Historical Commission removes problematic wording from sign
The Dartmouth Historical Commission has removed problematic wording from a sign on a historic site in Padanaram, following a decision on September 9 to set up a subcommittee tasked with writing a new description.
The sign for the Russell Garrison on Fort Street was put up in 2018 and announces the site’s inclusion on the National Register of Historic Places, briefly describing what occurred there in Dartmouth’s early days.
But controversial language describing a historic conflict known as King Philip’s War has now been removed from the sign after public outcry.
“On this site inside the home outlined by its remaining foundation, local citizens sheltered in 1675 as they sought safety from attacking Native Americans,” the sign used to read.
At a public hearing on September 9, residents took issue with the language, stating that it was too simplistic for the complex history and that it appeared to be written from the point of view of the colonists.
“We listened, and we removed what was considered controversial wording,” said Commission Chair Judith Lund. “I went over and edited the sign to make it less of an issue.” She added that the words were “easy to remove.”
At the end of the hearing the Historical Commission voted to set up a subcommittee to work on the language for a new sign.
Lund stated the subcommittee’s first meeting will take place next week.
The garrison site was built by John Russell and was used as a refuge for settlers during the conflict in 1675. Although the structure itself is gone, the stone foundation can still be seen from the street.
According to archaeologist Holly Herbster — who has extensively researched historical accounts of the garrison — in July 1675, a group of Native Americans surrendered their weapons and sought refuge at the site.
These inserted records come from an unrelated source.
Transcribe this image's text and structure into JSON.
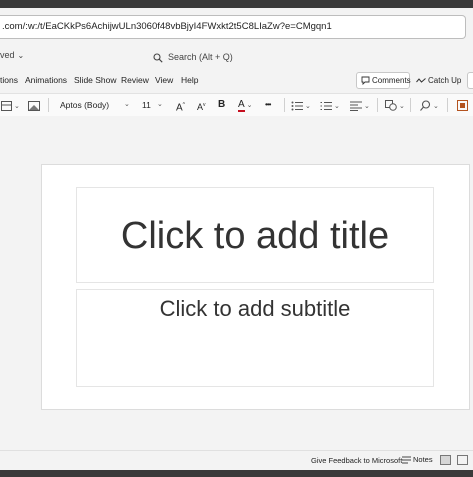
{
  "browser": {
    "url": ".com/:w:/t/EaCKkPs6AchijwULn3060f48vbBjyI4FWxkt2t5C8LIaZw?e=CMgqn1"
  },
  "titlebar": {
    "saved_label": "ved",
    "search_placeholder": "Search (Alt + Q)"
  },
  "menu": {
    "items": [
      "tions",
      "Animations",
      "Slide Show",
      "Review",
      "View",
      "Help"
    ],
    "comments_label": "Comments",
    "catchup_label": "Catch Up"
  },
  "ribbon": {
    "font_name": "Aptos (Body)",
    "font_size": "11",
    "more_label": "•••",
    "bold_label": "B",
    "font_color_label": "A",
    "font_color_accent": "#c50f1f",
    "grow_label": "A",
    "shrink_label": "A"
  },
  "slide": {
    "title_placeholder": "Click to add title",
    "subtitle_placeholder": "Click to add subtitle"
  },
  "statusbar": {
    "feedback_label": "Give Feedback to Microsoft",
    "notes_label": "Notes"
  }
}
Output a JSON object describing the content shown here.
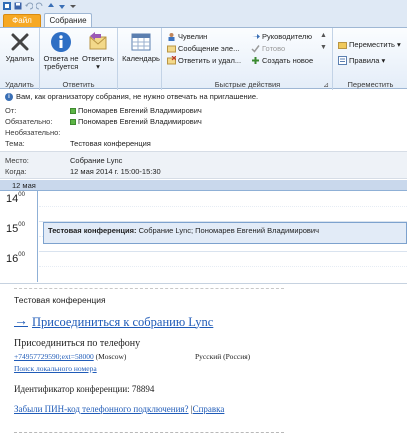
{
  "tabs": {
    "file": "Файл",
    "meeting": "Собрание"
  },
  "ribbon": {
    "groups": {
      "delete": "Удалить",
      "respond": "Ответить",
      "quick_steps": "Быстрые действия",
      "move": "Переместить"
    },
    "buttons": {
      "delete": "Удалить",
      "no_response_line1": "Ответа не",
      "no_response_line2": "требуется",
      "reply_line1": "Ответить",
      "reply_line2": "",
      "calendar": "Календарь",
      "qs_chuvelin": "Чувелин",
      "qs_manager": "Руководителю",
      "qs_email": "Сообщение эле...",
      "qs_done": "Готово",
      "qs_reply_delete": "Ответить и удал...",
      "qs_create_new": "Создать новое",
      "move": "Переместить",
      "rules": "Правила"
    }
  },
  "info": {
    "message": "Вам, как организатору собрания, не нужно отвечать на приглашение."
  },
  "header": {
    "from_label": "От:",
    "from_value": "Пономарев Евгений Владимирович",
    "required_label": "Обязательно:",
    "required_value": "Пономарев Евгений Владимирович",
    "optional_label": "Необязательно:",
    "optional_value": "",
    "subject_label": "Тема:",
    "subject_value": "Тестовая конференция",
    "location_label": "Место:",
    "location_value": "Собрание Lync",
    "when_label": "Когда:",
    "when_value": "12 мая 2014 г. 15:00-15:30"
  },
  "calendar": {
    "date": "12 мая",
    "hours": [
      {
        "h": "14",
        "m": "00"
      },
      {
        "h": "15",
        "m": "00"
      },
      {
        "h": "16",
        "m": "00"
      }
    ],
    "appointment_bold": "Тестовая конференция:",
    "appointment_rest": " Собрание Lync; Пономарев Евгений Владимирович"
  },
  "body": {
    "title": "Тестовая конференция",
    "join_arrow": "→",
    "join_link": "Присоединиться к собранию Lync",
    "phone_heading": "Присоединиться по телефону",
    "phone_number": "+74957729590;ext=58000",
    "phone_city": " (Moscow)",
    "phone_region": "Русский (Россия)",
    "local_number": "Поиск локального номера",
    "conference_id": "Идентификатор конференции: 78894",
    "pin_link": "Забыли ПИН-код телефонного подключения?",
    "pin_sep": " |",
    "help_link": "Справка"
  },
  "colors": {
    "accent_file": "#f6a823",
    "link": "#1f5bb8",
    "ribbon_border": "#9fb7d4",
    "presence": "#5cb545"
  }
}
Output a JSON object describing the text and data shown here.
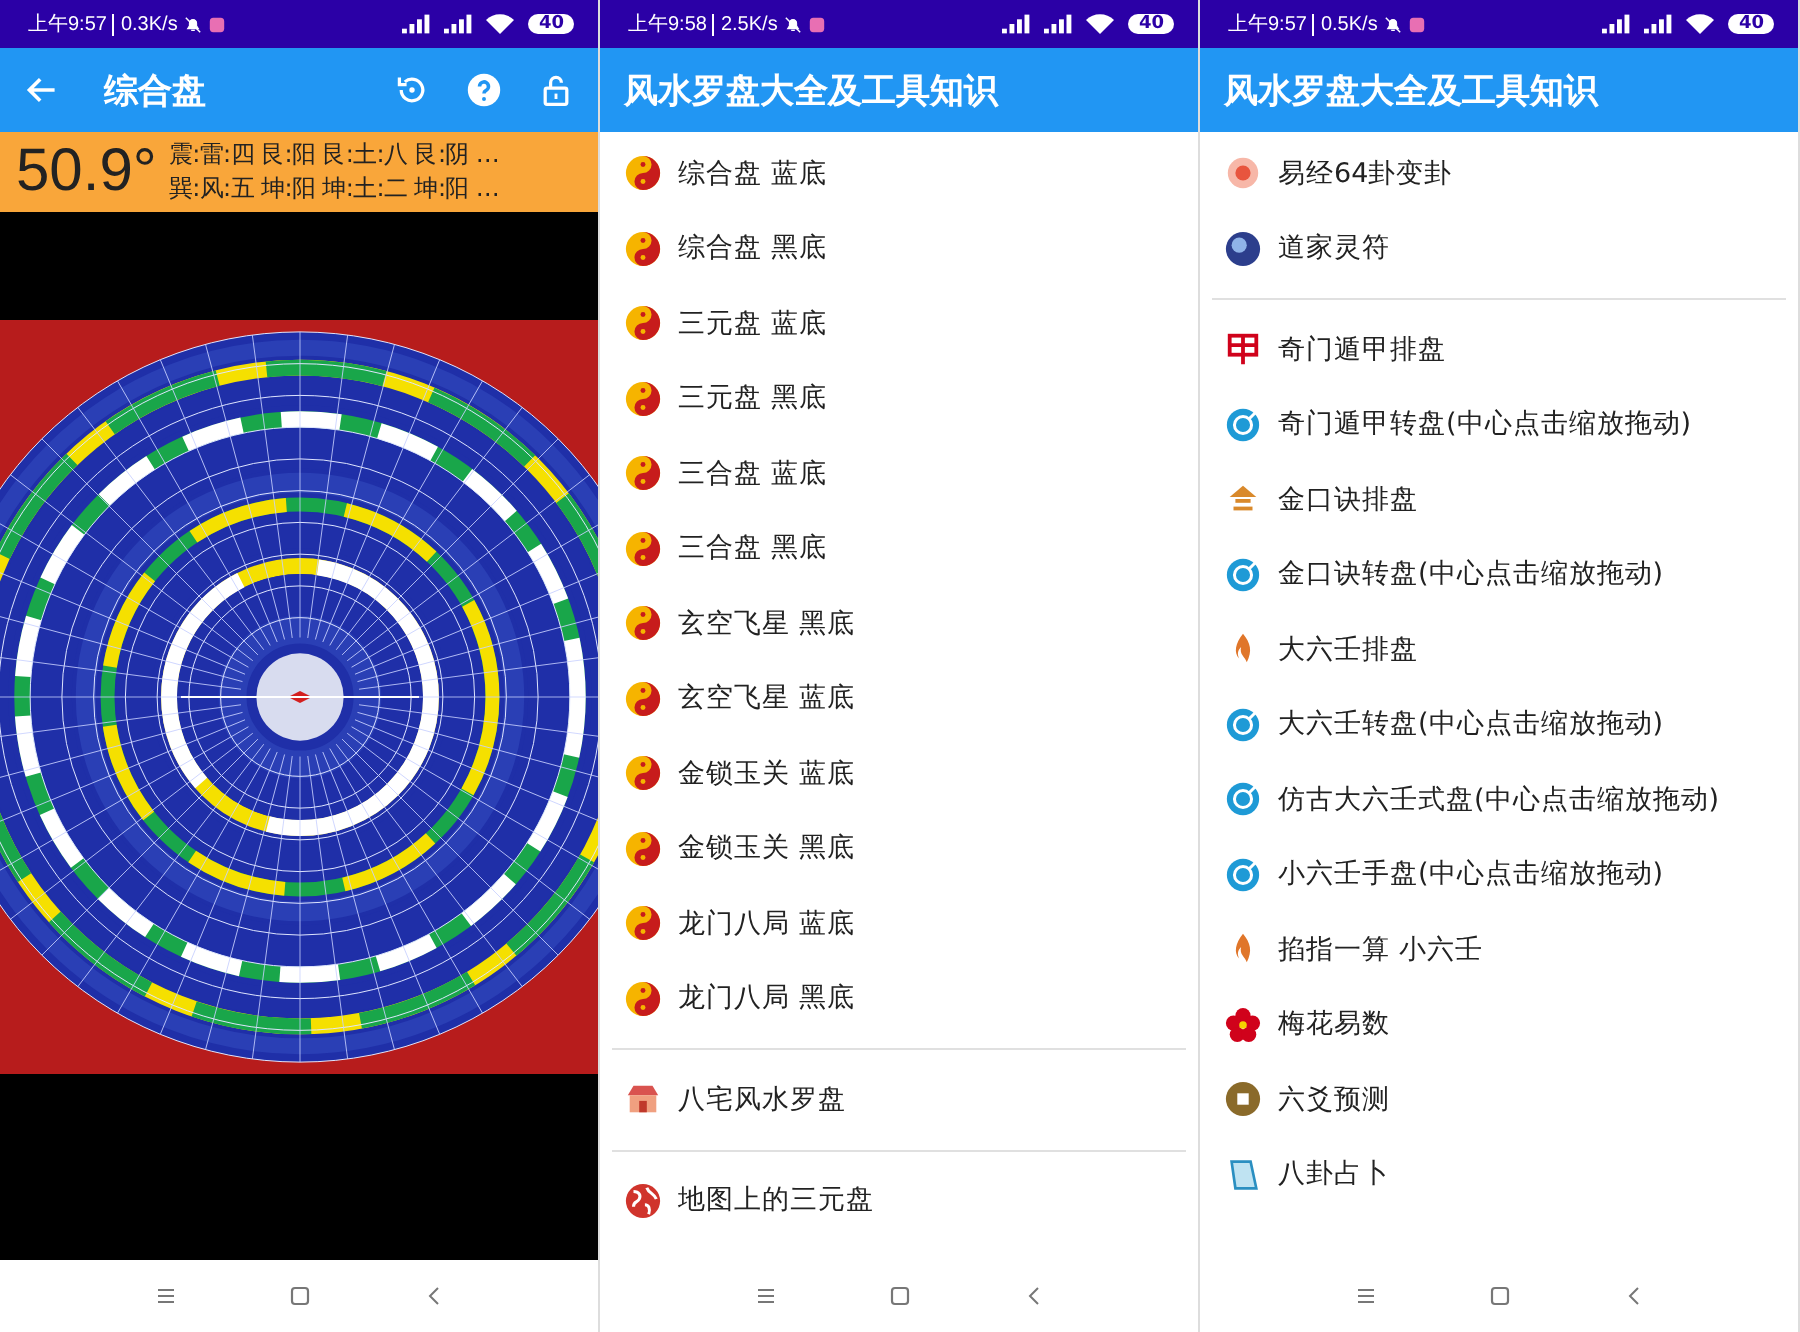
{
  "panels": [
    {
      "kind": "compass",
      "status": {
        "time": "上午9:57",
        "speed": "0.3K/s",
        "battery": "40"
      },
      "header": {
        "title": "综合盘"
      },
      "reading": {
        "degrees": "50.9°",
        "lines": [
          "震:雷:四 艮:阳 艮:土:八 艮:阴 …",
          "巽:风:五  坤:阳  坤:土:二  坤:阳 …"
        ]
      }
    },
    {
      "kind": "list",
      "status": {
        "time": "上午9:58",
        "speed": "2.5K/s",
        "battery": "40"
      },
      "header": {
        "title": "风水罗盘大全及工具知识"
      },
      "groups": [
        [
          {
            "kind": "taiji",
            "label": "综合盘  蓝底"
          },
          {
            "kind": "taiji",
            "label": "综合盘  黑底"
          },
          {
            "kind": "taiji",
            "label": "三元盘  蓝底"
          },
          {
            "kind": "taiji",
            "label": "三元盘  黑底"
          },
          {
            "kind": "taiji",
            "label": "三合盘  蓝底"
          },
          {
            "kind": "taiji",
            "label": "三合盘  黑底"
          },
          {
            "kind": "taiji",
            "label": "玄空飞星  黑底"
          },
          {
            "kind": "taiji",
            "label": "玄空飞星  蓝底"
          },
          {
            "kind": "taiji",
            "label": "金锁玉关  蓝底"
          },
          {
            "kind": "taiji",
            "label": "金锁玉关  黑底"
          },
          {
            "kind": "taiji",
            "label": "龙门八局  蓝底"
          },
          {
            "kind": "taiji",
            "label": "龙门八局  黑底"
          }
        ],
        [
          {
            "kind": "house",
            "label": "八宅风水罗盘"
          }
        ],
        [
          {
            "kind": "globe",
            "label": "地图上的三元盘"
          }
        ]
      ]
    },
    {
      "kind": "list",
      "status": {
        "time": "上午9:57",
        "speed": "0.5K/s",
        "battery": "40"
      },
      "header": {
        "title": "风水罗盘大全及工具知识"
      },
      "groups": [
        [
          {
            "kind": "sun",
            "label": "易经64卦变卦"
          },
          {
            "kind": "orb",
            "label": "道家灵符"
          }
        ],
        [
          {
            "kind": "seal",
            "label": "奇门遁甲排盘"
          },
          {
            "kind": "target",
            "label": "奇门遁甲转盘(中心点击缩放拖动)"
          },
          {
            "kind": "ingot",
            "label": "金口诀排盘"
          },
          {
            "kind": "target",
            "label": "金口诀转盘(中心点击缩放拖动)"
          },
          {
            "kind": "flame",
            "label": "大六壬排盘"
          },
          {
            "kind": "target",
            "label": "大六壬转盘(中心点击缩放拖动)"
          },
          {
            "kind": "target",
            "label": "仿古大六壬式盘(中心点击缩放拖动)"
          },
          {
            "kind": "target",
            "label": "小六壬手盘(中心点击缩放拖动)"
          },
          {
            "kind": "flame",
            "label": "掐指一算 小六壬"
          },
          {
            "kind": "plum",
            "label": "梅花易数"
          },
          {
            "kind": "coin",
            "label": "六爻预测"
          },
          {
            "kind": "book",
            "label": "八卦占卜"
          }
        ]
      ]
    }
  ]
}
But they were later taken to Plymouth, where they were sold into slavery.